### Task to complete
One number is the full answer: how many lines in the records contain the word "this"?

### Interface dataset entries
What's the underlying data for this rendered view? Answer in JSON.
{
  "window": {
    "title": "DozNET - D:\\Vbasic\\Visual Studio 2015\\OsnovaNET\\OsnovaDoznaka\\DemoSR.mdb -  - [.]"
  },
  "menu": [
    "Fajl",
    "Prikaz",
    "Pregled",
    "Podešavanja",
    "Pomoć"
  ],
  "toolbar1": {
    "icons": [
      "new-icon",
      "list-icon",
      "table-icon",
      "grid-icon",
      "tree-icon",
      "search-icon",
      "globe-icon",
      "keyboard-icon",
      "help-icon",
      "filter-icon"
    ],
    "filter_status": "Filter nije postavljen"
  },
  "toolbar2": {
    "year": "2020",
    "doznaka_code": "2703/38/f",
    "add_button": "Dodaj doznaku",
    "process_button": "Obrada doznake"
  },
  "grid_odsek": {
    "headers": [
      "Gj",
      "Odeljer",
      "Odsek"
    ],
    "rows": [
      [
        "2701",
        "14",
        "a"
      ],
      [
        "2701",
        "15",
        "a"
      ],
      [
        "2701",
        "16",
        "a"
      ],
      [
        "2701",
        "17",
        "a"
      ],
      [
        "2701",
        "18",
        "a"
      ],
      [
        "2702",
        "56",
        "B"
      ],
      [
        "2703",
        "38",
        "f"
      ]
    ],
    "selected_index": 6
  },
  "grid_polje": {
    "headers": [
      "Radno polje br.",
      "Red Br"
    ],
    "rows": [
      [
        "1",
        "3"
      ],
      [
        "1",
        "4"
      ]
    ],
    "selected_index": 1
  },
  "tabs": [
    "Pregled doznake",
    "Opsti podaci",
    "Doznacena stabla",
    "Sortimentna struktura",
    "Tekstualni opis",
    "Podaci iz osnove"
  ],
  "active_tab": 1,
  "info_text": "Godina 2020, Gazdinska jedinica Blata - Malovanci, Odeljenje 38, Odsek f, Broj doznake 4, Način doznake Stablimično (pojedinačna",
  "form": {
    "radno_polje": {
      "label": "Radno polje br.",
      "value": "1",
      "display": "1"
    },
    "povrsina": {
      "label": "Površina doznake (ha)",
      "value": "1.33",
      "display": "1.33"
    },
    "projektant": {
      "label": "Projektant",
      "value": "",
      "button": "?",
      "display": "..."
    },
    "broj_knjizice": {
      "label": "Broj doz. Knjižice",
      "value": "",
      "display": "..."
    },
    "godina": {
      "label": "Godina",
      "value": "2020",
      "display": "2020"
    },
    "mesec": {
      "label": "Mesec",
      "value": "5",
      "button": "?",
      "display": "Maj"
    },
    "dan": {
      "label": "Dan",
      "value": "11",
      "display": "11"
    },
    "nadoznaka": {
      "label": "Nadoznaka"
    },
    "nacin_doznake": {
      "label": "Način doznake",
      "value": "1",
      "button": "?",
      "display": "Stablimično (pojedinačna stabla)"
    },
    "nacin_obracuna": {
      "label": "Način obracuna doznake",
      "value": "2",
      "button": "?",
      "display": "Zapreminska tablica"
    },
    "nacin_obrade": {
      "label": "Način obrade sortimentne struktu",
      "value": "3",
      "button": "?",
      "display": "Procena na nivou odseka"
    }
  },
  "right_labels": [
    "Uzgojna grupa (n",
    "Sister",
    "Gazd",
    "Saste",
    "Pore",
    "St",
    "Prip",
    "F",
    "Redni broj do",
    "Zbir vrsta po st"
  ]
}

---

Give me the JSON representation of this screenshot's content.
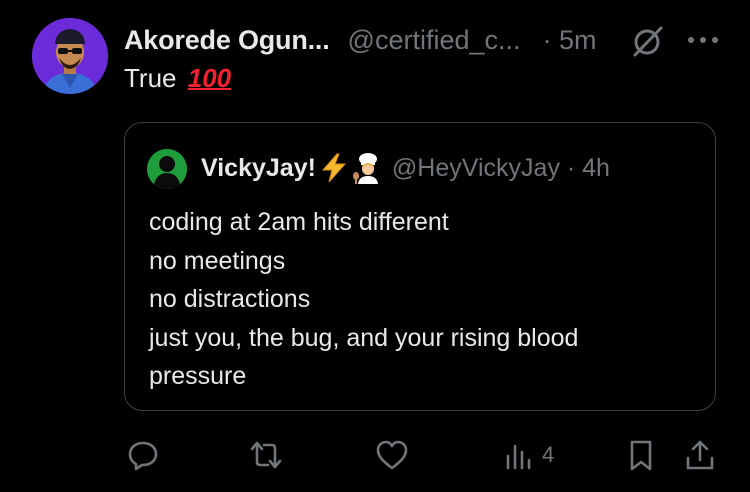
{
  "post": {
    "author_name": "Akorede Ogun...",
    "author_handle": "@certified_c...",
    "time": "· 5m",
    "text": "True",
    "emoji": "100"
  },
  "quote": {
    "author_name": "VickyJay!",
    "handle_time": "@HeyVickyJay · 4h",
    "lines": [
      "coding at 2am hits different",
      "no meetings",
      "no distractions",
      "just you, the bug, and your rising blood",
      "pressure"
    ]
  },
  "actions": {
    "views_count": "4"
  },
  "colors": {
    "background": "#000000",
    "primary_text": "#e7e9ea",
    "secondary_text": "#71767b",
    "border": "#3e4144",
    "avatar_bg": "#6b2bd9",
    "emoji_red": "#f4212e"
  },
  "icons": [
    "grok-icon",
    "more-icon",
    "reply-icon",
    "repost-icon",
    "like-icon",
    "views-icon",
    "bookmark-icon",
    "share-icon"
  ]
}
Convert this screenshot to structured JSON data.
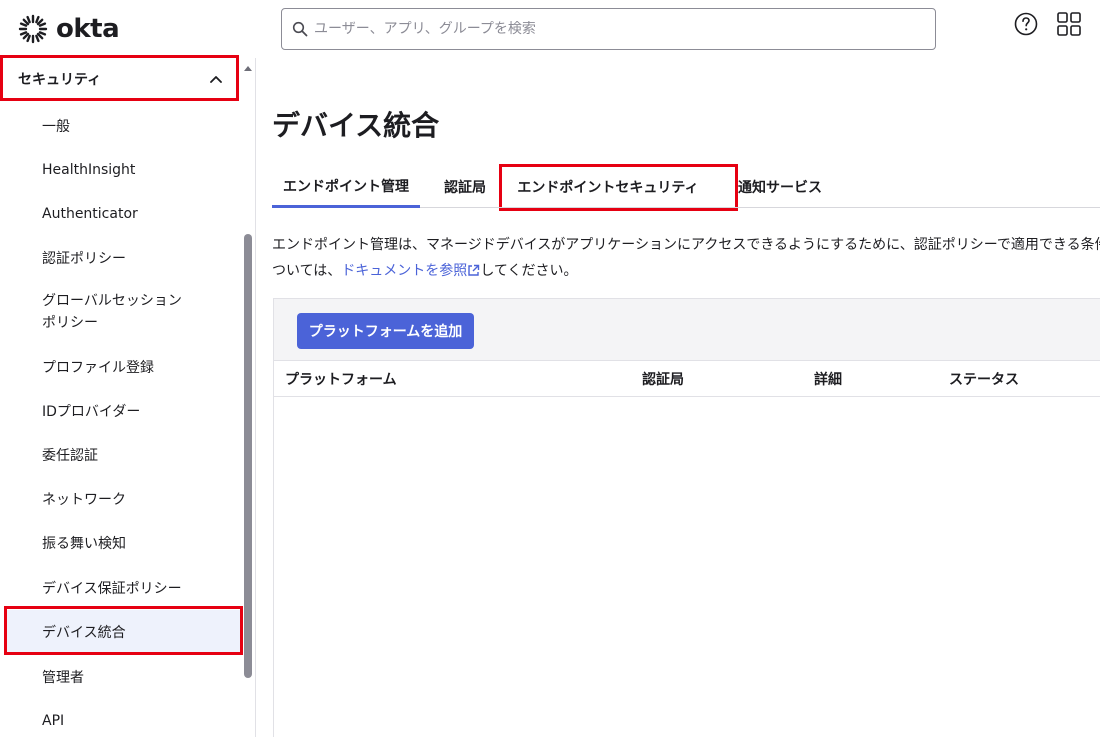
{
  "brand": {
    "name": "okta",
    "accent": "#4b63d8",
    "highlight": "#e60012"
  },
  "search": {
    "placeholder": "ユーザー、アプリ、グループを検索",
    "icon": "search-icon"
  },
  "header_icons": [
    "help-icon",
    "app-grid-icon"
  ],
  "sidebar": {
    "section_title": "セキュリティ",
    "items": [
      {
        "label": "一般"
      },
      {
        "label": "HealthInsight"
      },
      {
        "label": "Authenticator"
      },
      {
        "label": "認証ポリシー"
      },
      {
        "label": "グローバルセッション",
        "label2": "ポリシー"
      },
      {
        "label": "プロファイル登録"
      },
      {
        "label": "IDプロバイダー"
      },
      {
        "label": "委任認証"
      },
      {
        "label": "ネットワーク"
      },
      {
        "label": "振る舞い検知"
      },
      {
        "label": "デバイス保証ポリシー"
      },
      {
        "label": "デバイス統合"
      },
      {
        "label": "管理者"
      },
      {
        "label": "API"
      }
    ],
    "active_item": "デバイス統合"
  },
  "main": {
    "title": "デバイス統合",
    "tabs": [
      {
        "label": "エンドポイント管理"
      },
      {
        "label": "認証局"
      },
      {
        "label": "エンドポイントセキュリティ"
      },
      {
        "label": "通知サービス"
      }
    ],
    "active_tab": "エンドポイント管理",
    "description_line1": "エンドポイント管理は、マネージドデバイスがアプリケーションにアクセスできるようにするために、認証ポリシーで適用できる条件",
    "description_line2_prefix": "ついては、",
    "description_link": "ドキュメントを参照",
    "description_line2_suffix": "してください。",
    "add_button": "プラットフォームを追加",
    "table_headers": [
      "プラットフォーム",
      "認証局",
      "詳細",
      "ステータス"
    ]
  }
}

### Result
3